  • Christopher Hill, The Century of Revolution 1603–1714 London and New York, Routledge Classics, 2006
  • A. L. Rowse, The Elizabethan Renaissance: The Life of the Society London, Penguin Classic History, 2000
  • A. L. Rowse, Ralegh and the Throckmortons (1962) The Reprint Society, London, 1964 (index s.v. Sulgrave, Washington)
  • Wallace Notestein, The English People on the Eve of Colonization 1603–1630 New York, Harper&Brothers, 1954 in: The New American Nation Series (Steele Commager and Morris ed.)
  • Blair Worden ed., Stuart England Oxford, Phaedon 1986
  • Helen Gardner, (introduction, edition) The Metaphysical Poets Penguin Books, 1972 (biographical notes pp. 306–323)
  • Henry Morley, Character Writings of the Seventeenth Century London, George Routledge and Sons, 1891 in: The Carisbrooke Library. XIV
  • Hugh Ross Williamson, George Villiers, First Duke of Buckingham: Study for a Biography London, Duckworth 1940
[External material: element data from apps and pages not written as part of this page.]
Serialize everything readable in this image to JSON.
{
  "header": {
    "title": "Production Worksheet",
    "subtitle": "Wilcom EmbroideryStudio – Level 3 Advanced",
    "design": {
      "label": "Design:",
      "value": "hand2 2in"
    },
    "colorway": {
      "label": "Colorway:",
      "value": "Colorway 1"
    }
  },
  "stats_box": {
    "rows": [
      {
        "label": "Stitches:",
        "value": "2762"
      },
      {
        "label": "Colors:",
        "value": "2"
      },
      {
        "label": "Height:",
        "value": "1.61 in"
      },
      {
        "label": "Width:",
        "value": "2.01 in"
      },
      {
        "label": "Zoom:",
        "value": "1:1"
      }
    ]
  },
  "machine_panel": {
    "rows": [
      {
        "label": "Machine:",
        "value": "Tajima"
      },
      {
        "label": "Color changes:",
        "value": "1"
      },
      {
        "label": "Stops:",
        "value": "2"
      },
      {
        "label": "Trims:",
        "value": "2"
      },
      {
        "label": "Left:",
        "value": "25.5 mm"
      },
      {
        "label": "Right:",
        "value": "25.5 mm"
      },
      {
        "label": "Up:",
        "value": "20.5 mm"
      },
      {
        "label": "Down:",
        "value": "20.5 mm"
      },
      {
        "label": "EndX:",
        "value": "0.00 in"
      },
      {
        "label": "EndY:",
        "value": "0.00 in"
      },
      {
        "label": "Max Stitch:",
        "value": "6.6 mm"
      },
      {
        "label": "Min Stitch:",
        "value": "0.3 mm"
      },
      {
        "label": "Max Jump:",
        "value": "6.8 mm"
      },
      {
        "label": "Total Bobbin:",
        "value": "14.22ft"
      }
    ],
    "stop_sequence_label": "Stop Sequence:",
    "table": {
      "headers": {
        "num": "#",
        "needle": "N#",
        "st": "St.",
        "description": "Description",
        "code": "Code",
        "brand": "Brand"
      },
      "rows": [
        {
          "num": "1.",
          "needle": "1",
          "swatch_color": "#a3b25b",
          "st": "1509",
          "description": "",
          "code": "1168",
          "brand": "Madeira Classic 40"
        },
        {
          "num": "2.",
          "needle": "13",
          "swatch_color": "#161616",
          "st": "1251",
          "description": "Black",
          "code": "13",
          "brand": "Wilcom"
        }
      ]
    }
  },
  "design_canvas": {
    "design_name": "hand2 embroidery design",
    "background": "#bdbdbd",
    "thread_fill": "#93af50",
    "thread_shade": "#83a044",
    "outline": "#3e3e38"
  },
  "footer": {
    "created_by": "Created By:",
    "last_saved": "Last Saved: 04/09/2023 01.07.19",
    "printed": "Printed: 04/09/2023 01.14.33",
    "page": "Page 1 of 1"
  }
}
  • Glyn Redworth, The Prince and the Infanta: The Cultural Politics of the Spanish Match New Haven and London, Yale University Press, 2003 (index s.v. Washington)
  • The Brazen Nose [the college's magazine], volume 41 (2006–7), page 110, for the story of the unpaid debt left by Lawrence.
  • The Washingtons of Tring by Murray Neil (Tring, 2013, ISBN 978-0954986025) includes information on the time Ahphyllis and her children lived in this small Hertfordshire Town.

External links[edit]